Penalties if discovered by tax department
Chandak says, “When an employee submits fake bills of reimbursements to the employer to claim exemptions to lower the tax liability, then this amounts to a case of misreporting income to lower the tax liability. In such a case the assessing officer may start a scrutiny case against the individual and then it is up to the taxpayer to prove that the bills are genuine.”
If claims are found to be fake, this will result in penalties for misreporting or under-reporting of income. Chandak says, “As per section 270A (1), a penalty of 50 per cent will be levied if income has been under-reported. However, if under-reporting of income is a consequence of misreporting of income, then penalty of 200 per cent can be levied. Therefore, an individual’s deliberately submission of fake bills to misreport the income will attract penalty of 200 per cent.”
Additionally, an assessee is liable to pay an interest under sections 234A, 234B and 234C of the Income tax Act, adds Wadhwa.
In addition to that, certain allowances such as leave travel allowances can be claimed through only the employer, i.e., they cannot be claimed at the time of filing ITR.
If an employee does not fulfil the conditions to claim the tax deductions in respect of any allowance, that is part of his salary package for a financial year, it is added to his income and taxed accordingly on the rates applicable to his taxable income, says Wadhwa.
Any reimbursements, by your employer, of expenses incurred for official purposes e.g travel on official duty, is exempt from tax to the extent of expenditure incurred. Documentary (bills) proof is required to claim such reimbursements.
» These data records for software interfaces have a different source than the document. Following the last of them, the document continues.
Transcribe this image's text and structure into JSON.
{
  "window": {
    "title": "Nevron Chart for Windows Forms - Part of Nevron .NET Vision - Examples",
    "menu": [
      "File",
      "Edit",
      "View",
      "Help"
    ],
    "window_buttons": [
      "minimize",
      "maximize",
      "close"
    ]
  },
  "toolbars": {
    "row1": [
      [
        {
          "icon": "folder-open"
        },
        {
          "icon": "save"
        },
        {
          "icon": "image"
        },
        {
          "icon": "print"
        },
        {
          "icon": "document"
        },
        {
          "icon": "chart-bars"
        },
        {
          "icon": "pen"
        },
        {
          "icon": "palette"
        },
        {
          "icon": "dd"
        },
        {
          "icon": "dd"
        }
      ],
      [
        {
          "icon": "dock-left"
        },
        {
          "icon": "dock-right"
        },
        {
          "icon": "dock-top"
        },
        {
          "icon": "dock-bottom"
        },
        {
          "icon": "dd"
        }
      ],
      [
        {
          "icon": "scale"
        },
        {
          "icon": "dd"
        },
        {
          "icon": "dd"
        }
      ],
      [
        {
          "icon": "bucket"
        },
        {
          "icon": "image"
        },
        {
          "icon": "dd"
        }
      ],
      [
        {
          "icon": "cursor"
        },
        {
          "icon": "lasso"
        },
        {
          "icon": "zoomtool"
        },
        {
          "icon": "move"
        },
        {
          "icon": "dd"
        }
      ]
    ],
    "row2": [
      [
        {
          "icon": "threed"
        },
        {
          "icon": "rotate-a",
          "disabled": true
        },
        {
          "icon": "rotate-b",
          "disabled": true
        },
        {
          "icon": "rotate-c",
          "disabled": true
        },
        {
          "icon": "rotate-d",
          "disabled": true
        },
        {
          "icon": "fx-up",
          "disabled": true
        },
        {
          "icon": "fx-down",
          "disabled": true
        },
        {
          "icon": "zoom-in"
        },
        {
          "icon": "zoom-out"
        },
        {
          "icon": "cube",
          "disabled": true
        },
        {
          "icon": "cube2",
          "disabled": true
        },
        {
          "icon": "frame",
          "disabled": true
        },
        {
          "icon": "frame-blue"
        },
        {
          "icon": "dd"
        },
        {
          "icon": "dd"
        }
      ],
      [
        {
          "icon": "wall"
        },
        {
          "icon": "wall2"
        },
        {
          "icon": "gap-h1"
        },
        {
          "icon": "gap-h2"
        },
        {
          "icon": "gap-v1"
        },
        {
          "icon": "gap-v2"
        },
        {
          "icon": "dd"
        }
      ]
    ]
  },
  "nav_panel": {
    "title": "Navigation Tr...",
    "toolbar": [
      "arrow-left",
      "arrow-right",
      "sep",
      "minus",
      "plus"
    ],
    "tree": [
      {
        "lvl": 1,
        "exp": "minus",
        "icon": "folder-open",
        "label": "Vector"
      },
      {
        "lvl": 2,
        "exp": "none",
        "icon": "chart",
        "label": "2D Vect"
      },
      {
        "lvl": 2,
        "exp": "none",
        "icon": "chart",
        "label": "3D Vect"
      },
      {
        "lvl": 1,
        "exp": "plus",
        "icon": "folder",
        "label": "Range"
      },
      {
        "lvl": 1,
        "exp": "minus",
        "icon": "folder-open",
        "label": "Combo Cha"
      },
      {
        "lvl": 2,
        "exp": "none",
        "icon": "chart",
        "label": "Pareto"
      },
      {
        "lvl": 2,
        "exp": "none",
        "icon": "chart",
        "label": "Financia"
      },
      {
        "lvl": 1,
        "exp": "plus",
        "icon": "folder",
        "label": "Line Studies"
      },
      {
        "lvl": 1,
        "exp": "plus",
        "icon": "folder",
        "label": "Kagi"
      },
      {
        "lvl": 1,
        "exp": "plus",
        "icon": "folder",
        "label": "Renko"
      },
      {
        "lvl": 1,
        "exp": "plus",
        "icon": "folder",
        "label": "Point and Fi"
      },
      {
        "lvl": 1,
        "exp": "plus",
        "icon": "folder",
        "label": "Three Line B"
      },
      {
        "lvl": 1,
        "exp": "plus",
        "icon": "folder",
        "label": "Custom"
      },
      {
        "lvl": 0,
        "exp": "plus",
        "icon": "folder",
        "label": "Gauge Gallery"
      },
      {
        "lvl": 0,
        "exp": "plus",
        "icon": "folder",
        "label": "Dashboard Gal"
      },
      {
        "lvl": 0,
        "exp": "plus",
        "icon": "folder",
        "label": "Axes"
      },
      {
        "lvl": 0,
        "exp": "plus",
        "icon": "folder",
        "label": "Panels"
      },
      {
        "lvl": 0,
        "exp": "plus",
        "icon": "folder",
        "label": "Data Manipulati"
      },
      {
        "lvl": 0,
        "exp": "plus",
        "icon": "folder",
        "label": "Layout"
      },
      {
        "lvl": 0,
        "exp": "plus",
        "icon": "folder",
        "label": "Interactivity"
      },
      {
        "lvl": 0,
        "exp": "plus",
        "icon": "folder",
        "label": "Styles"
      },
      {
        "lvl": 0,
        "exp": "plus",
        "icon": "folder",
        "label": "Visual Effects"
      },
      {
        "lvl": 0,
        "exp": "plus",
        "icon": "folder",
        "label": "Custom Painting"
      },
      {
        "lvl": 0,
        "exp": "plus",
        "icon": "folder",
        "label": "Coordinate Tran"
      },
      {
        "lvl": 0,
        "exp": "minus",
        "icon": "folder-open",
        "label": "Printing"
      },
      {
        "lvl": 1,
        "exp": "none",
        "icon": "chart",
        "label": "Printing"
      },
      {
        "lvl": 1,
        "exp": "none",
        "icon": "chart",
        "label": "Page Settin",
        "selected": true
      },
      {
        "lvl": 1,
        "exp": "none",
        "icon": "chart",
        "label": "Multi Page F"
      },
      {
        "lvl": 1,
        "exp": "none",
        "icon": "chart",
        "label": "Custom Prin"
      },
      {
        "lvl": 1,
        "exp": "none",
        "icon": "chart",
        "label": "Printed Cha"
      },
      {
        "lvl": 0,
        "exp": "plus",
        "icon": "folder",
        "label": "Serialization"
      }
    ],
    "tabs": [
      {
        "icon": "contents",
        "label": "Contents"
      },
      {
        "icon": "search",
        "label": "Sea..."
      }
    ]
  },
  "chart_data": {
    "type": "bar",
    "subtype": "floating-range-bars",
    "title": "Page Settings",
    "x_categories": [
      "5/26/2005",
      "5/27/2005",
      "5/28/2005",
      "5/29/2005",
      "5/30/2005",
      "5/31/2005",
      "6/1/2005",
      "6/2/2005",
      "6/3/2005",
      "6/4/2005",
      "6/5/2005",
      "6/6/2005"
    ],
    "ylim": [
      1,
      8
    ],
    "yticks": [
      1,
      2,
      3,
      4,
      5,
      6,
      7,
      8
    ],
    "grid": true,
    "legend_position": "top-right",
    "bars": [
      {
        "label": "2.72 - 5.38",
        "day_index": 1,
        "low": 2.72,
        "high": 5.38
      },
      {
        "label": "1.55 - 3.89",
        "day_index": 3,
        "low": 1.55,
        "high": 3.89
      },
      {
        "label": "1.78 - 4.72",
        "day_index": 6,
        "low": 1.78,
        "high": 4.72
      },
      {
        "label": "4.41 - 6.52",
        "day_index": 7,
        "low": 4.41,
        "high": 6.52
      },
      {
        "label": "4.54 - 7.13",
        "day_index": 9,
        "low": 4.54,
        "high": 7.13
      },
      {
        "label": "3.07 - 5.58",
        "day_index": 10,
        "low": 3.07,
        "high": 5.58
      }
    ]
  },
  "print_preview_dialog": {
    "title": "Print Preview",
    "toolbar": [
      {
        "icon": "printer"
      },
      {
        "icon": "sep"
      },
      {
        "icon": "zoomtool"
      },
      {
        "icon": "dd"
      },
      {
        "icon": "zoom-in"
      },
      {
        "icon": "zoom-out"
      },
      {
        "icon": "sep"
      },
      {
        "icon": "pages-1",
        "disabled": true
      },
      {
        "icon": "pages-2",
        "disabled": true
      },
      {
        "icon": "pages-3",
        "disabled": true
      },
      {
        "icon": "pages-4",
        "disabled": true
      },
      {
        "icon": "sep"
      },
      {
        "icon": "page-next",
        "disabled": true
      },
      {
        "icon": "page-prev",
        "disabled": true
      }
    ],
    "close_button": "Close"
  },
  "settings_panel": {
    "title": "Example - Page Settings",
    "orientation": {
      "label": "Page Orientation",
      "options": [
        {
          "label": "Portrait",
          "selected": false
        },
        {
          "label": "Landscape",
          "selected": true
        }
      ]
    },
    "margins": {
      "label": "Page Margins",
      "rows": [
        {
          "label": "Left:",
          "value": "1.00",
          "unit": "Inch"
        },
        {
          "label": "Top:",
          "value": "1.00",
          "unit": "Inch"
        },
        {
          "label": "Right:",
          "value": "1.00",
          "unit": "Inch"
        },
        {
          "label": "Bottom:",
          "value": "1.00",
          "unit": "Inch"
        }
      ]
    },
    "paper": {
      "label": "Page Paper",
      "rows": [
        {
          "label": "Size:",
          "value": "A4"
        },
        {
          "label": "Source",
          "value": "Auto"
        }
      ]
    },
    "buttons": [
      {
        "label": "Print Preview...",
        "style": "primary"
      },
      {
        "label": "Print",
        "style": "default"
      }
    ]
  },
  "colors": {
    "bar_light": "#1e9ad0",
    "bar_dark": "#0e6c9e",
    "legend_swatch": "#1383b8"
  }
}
Though your claims may be genuine, if it is paid in cash, sometimes it may become difficult to prove it to the assessing officer (AO). Hence, it is important for the taxpayers to keep track of all the original bills and receipts. Moreover, if these payments are made through a bank account or credit card or any other electronic mode then it becomes easier to prove that they are genuine, adds Chandak.